Set up in 2012, the unit assisted police in the recovery of evidence and the retrieval of bodies from the water.
But due to a reduction in the National Resilience grant, the county's chief fire officer David Ashworth said the team will close in the spring.
Today, the secretary of the Norfolk Branch of the Fire Brigades Union, Peter Greeves, said: 'We have more important things to spend money on,' he said. 'It was a vanity project and now that we have a new chief, he has realised we can't do this stuff, it costs too much money.
You may also want to watch:
'It was a phenomenal amount they ploughed into it. That money could have been used elsewhere.'
It is understood that since its inception in 2012, following a £27,000 grant from the Department of Environment, Food and Rural Affairs, around £500,000 has been pumped into the unit.
- 1 £6.1m shopping street revamp will take half of 2022 to complete
- 2 Family forced to live in tent after maggots and rats found in home
- 3 Councils could spend millions to buy former Aviva office for new HQ
- 4 Roof collapses into home after major blaze engulfs it
- 5 Fire crews battling large house blaze
- 6 Seven cosy pubs to visit in Norfolk this winter
- 7 Three cars crash and two end up in ditches on rural road
- 8 MP and parents concerned over traffic and parking chaos outside school
- 9 Man arrested on suspicion of stalking after notes left on women's cars
- 10 Jailed this week: Primark brawl, attempted murder and abuse
But in the past year, the number of call-outs it attended was fewer than 10.
A spokesman for Norfolk police said it will now have to rely on a recovery team from the London Metropolitan Police.

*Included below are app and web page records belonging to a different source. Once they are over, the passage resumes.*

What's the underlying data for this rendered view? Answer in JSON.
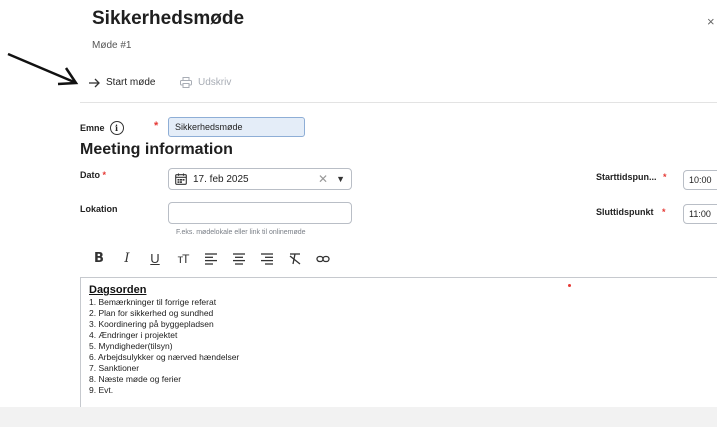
{
  "header": {
    "title": "Sikkerhedsmøde",
    "subtitle": "Møde #1",
    "close_glyph": "×"
  },
  "toolbar": {
    "start_label": "Start møde",
    "print_label": "Udskriv"
  },
  "form": {
    "emne_label": "Emne",
    "emne_value": "Sikkerhedsmøde",
    "section_title": "Meeting information",
    "dato_label": "Dato",
    "dato_value": "17. feb 2025",
    "lokation_label": "Lokation",
    "lokation_value": "",
    "lokation_hint": "F.eks. mødelokale eller link til onlinemøde",
    "starttid_label": "Starttidspun...",
    "starttid_value": "10:00",
    "sluttid_label": "Sluttidspunkt",
    "sluttid_value": "11:00",
    "required_mark": "*"
  },
  "editor": {
    "tools": [
      "B",
      "I",
      "U",
      "tT",
      "align-left",
      "align-center",
      "align-right",
      "clear-format",
      "link"
    ],
    "agenda_title": "Dagsorden",
    "agenda_items": [
      "1. Bemærkninger til forrige referat",
      "2. Plan for sikkerhed og sundhed",
      "3. Koordinering på byggepladsen",
      "4. Ændringer i projektet",
      "5. Myndigheder(tilsyn)",
      "6. Arbejdsulykker og nærved hændelser",
      "7. Sanktioner",
      "8. Næste møde og ferier",
      "9. Evt."
    ]
  },
  "colors": {
    "accent": "#8eaed6",
    "required": "#e53935",
    "disabled": "#a8adb5"
  }
}
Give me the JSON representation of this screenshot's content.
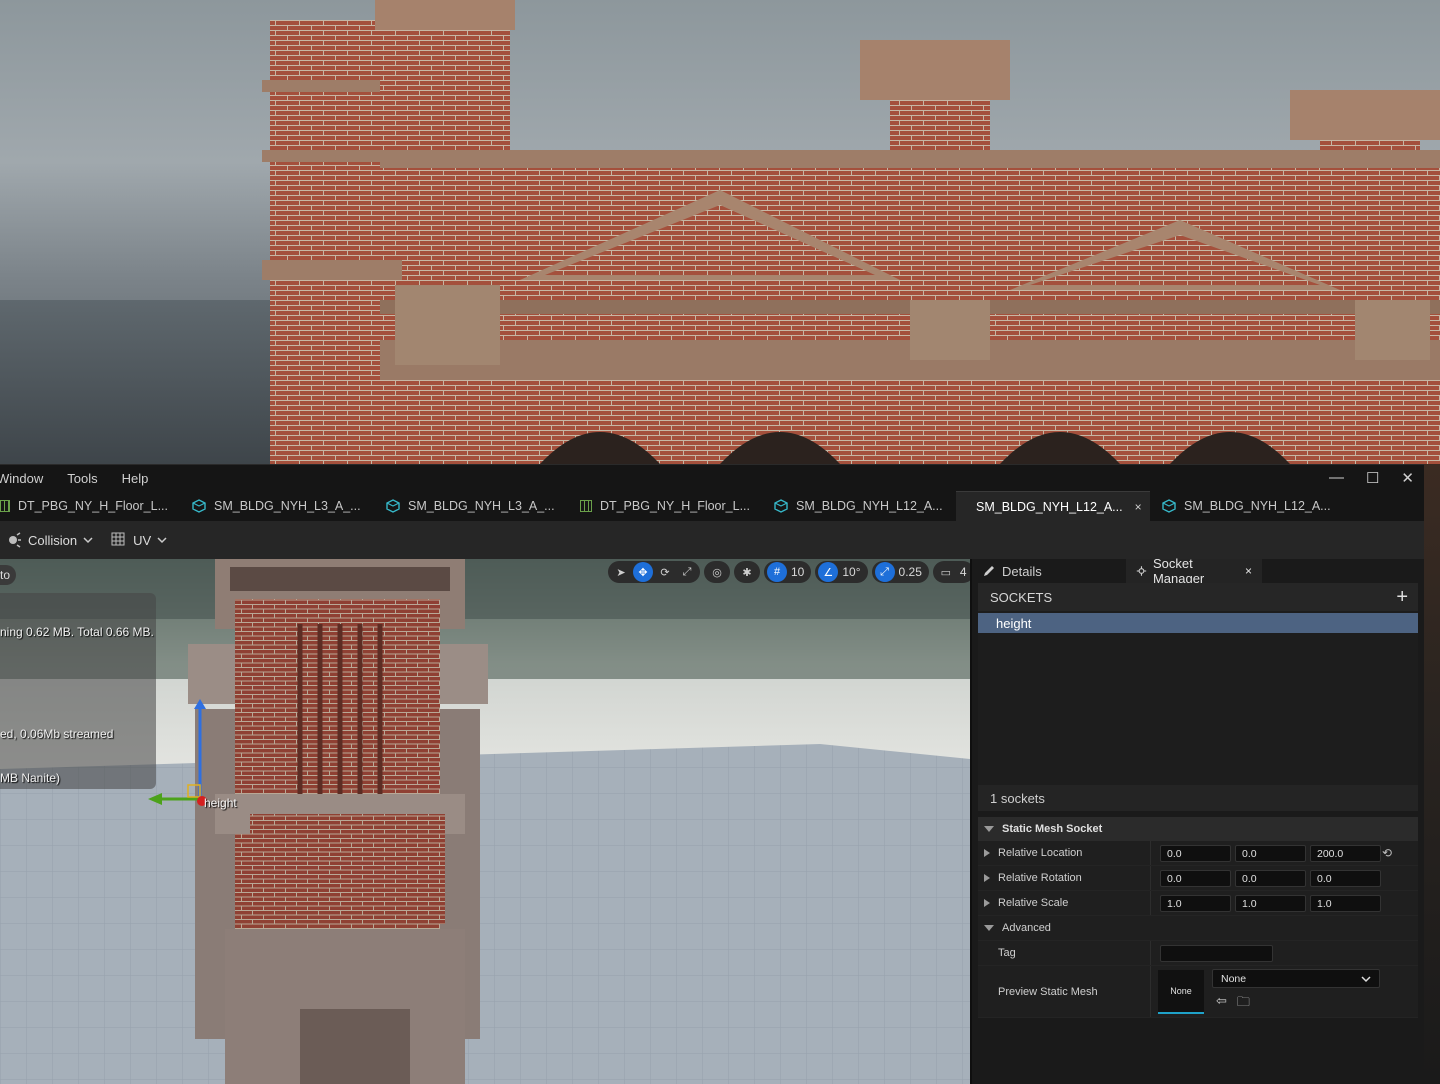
{
  "menu": [
    "Window",
    "Tools",
    "Help"
  ],
  "window_controls": {
    "minimize": "—",
    "maximize": "☐",
    "close": "✕"
  },
  "tabs": [
    {
      "label": "DT_PBG_NY_H_Floor_L...",
      "icon": "data-table-icon",
      "active": false
    },
    {
      "label": "SM_BLDG_NYH_L3_A_...",
      "icon": "static-mesh-icon",
      "active": false
    },
    {
      "label": "SM_BLDG_NYH_L3_A_...",
      "icon": "static-mesh-icon",
      "active": false
    },
    {
      "label": "DT_PBG_NY_H_Floor_L...",
      "icon": "data-table-icon",
      "active": false
    },
    {
      "label": "SM_BLDG_NYH_L12_A...",
      "icon": "static-mesh-icon",
      "active": false
    },
    {
      "label": "SM_BLDG_NYH_L12_A...",
      "icon": "static-mesh-icon",
      "active": true,
      "close": "×"
    },
    {
      "label": "SM_BLDG_NYH_L12_A...",
      "icon": "static-mesh-icon",
      "active": false
    }
  ],
  "toolbar": {
    "collision": "Collision",
    "uv": "UV"
  },
  "viewport": {
    "toggle_label": "to",
    "stats": [
      "ning 0.62 MB. Total 0.66 MB.",
      "ed, 0.06Mb streamed",
      " MB Nanite)"
    ],
    "socket_label": "height",
    "tools": {
      "grid_snap": "10",
      "rotation_snap": "10°",
      "scale_snap": "0.25",
      "camera_speed": "4"
    }
  },
  "panel": {
    "details_tab": "Details",
    "socket_manager_tab": "Socket Manager",
    "close": "×",
    "sockets_header": "SOCKETS",
    "add_button": "+",
    "sockets": [
      "height"
    ],
    "socket_count": "1 sockets",
    "section": "Static Mesh Socket",
    "rows": [
      {
        "label": "Relative Location",
        "values": [
          "0.0",
          "0.0",
          "200.0"
        ],
        "reset": "⟲"
      },
      {
        "label": "Relative Rotation",
        "values": [
          "0.0",
          "0.0",
          "0.0"
        ]
      },
      {
        "label": "Relative Scale",
        "values": [
          "1.0",
          "1.0",
          "1.0"
        ]
      }
    ],
    "advanced": "Advanced",
    "tag_label": "Tag",
    "tag_value": "",
    "preview_label": "Preview Static Mesh",
    "preview_thumb": "None",
    "preview_value": "None"
  }
}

The cost to hire the unit will come from the force's budget.
Chief fire officer Mr Ashworth said the reduction in the resilience fund would not affect other core services such as urban search and rescue, high volume pump, and the incident response.
Ten staff members are affected by the decision, but none of them is employed to solely to support the unit, so no job losses are expected,
'We looked at other ways to fund the team, but the funding gap was deemed too significant to cover,' Mr Ashworth said.